TASK TO COMPLETE -
From the entries, return every line where the string "this" shows up.

___ LISTED ENTRIES ___

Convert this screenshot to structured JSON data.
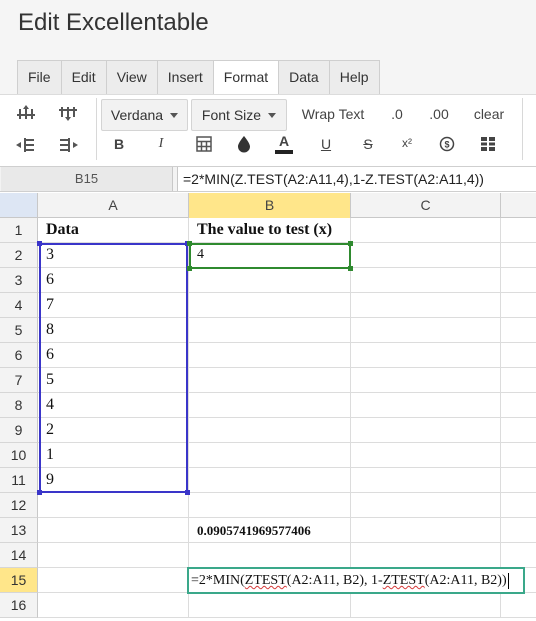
{
  "app": {
    "title": "Edit Excellentable"
  },
  "menu": {
    "tabs": [
      "File",
      "Edit",
      "View",
      "Insert",
      "Format",
      "Data",
      "Help"
    ],
    "active": "Format"
  },
  "toolbar": {
    "font_family": "Verdana",
    "font_size": "Font Size",
    "wrap_text": "Wrap Text",
    "decimal_one": ".0",
    "decimal_two": ".00",
    "clear": "clear",
    "bold": "B",
    "italic": "I",
    "text_color": "A",
    "underline": "U",
    "strike": "S",
    "superscript": "x²"
  },
  "formula_bar": {
    "cell_ref": "B15",
    "formula": "=2*MIN(Z.TEST(A2:A11,4),1-Z.TEST(A2:A11,4))"
  },
  "grid": {
    "columns": [
      "A",
      "B",
      "C"
    ],
    "rows": [
      "1",
      "2",
      "3",
      "4",
      "5",
      "6",
      "7",
      "8",
      "9",
      "10",
      "11",
      "12",
      "13",
      "14",
      "15",
      "16"
    ],
    "a1": "Data",
    "b1": "The value to test (x)",
    "a_values": [
      "3",
      "6",
      "7",
      "8",
      "6",
      "5",
      "4",
      "2",
      "1",
      "9"
    ],
    "b2": "4",
    "b13": "0.0905741969577406"
  },
  "editor": {
    "prefix": "=2*MIN(",
    "fn1": "ZTEST",
    "mid1": "(A2:A11, B2), 1-",
    "fn2": "ZTEST",
    "mid2": "(A2:A11, B2))"
  },
  "colors": {
    "range_border": "#3a35c9",
    "active_border": "#2f8a2f",
    "editor_border": "#3aa88a",
    "header_selected": "#ffe68a"
  }
}
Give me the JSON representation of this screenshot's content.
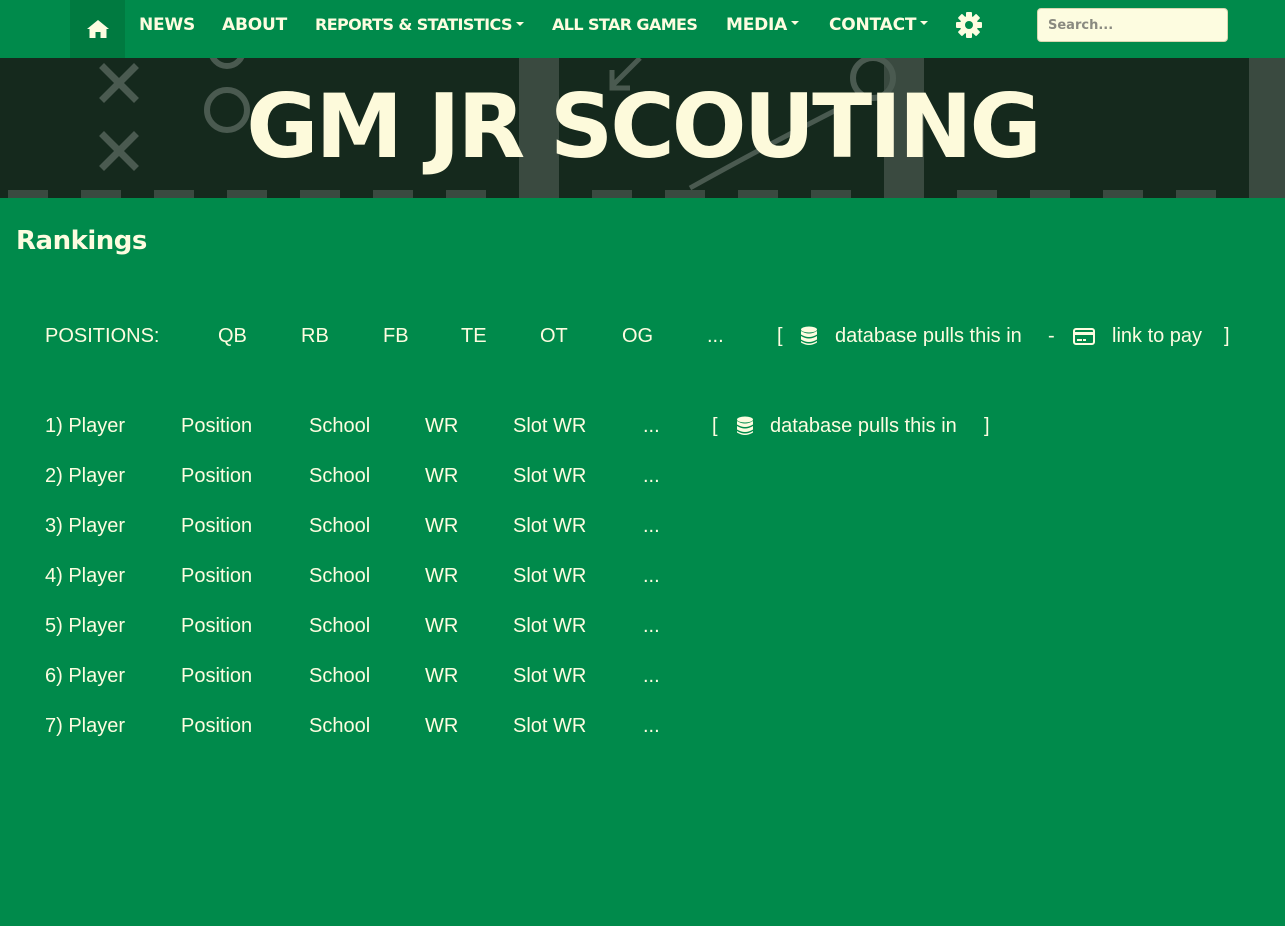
{
  "nav": {
    "items": [
      {
        "label": "NEWS",
        "dropdown": false
      },
      {
        "label": "ABOUT",
        "dropdown": false
      },
      {
        "label": "REPORTS & STATISTICS",
        "dropdown": true
      },
      {
        "label": "ALL STAR GAMES",
        "dropdown": false
      },
      {
        "label": "MEDIA",
        "dropdown": true
      },
      {
        "label": "CONTACT",
        "dropdown": true
      }
    ],
    "search_placeholder": "Search..."
  },
  "hero": {
    "title": "GM JR SCOUTING"
  },
  "rankings": {
    "title": "Rankings",
    "positions_label": "POSITIONS:",
    "positions": [
      "QB",
      "RB",
      "FB",
      "TE",
      "OT",
      "OG",
      "..."
    ],
    "positions_note": {
      "open": "[",
      "db_text": "database pulls this in",
      "separator": "-",
      "pay_text": "link to pay",
      "close": "]"
    },
    "rows": [
      {
        "rank": "1) Player",
        "position": "Position",
        "school": "School",
        "pos1": "WR",
        "pos2": "Slot WR",
        "more": "..."
      },
      {
        "rank": "2) Player",
        "position": "Position",
        "school": "School",
        "pos1": "WR",
        "pos2": "Slot WR",
        "more": "..."
      },
      {
        "rank": "3) Player",
        "position": "Position",
        "school": "School",
        "pos1": "WR",
        "pos2": "Slot WR",
        "more": "..."
      },
      {
        "rank": "4) Player",
        "position": "Position",
        "school": "School",
        "pos1": "WR",
        "pos2": "Slot WR",
        "more": "..."
      },
      {
        "rank": "5) Player",
        "position": "Position",
        "school": "School",
        "pos1": "WR",
        "pos2": "Slot WR",
        "more": "..."
      },
      {
        "rank": "6) Player",
        "position": "Position",
        "school": "School",
        "pos1": "WR",
        "pos2": "Slot WR",
        "more": "..."
      },
      {
        "rank": "7) Player",
        "position": "Position",
        "school": "School",
        "pos1": "WR",
        "pos2": "Slot WR",
        "more": "..."
      }
    ],
    "row_note": {
      "open": "[",
      "db_text": "database pulls this in",
      "close": "]"
    }
  },
  "colors": {
    "brand_green": "#008a4b",
    "hero_dark": "#15291d",
    "text_cream": "#fdfce0"
  },
  "icons": {
    "home": "home-icon",
    "settings": "gear-icon",
    "database": "database-icon",
    "payment": "credit-card-icon"
  }
}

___

RESPONSE AREA -
Convert this screenshot to structured JSON data.
Give me the JSON representation of this screenshot's content.
      "db_text": "database pulls this in",
      "db_text": "database pulls this in",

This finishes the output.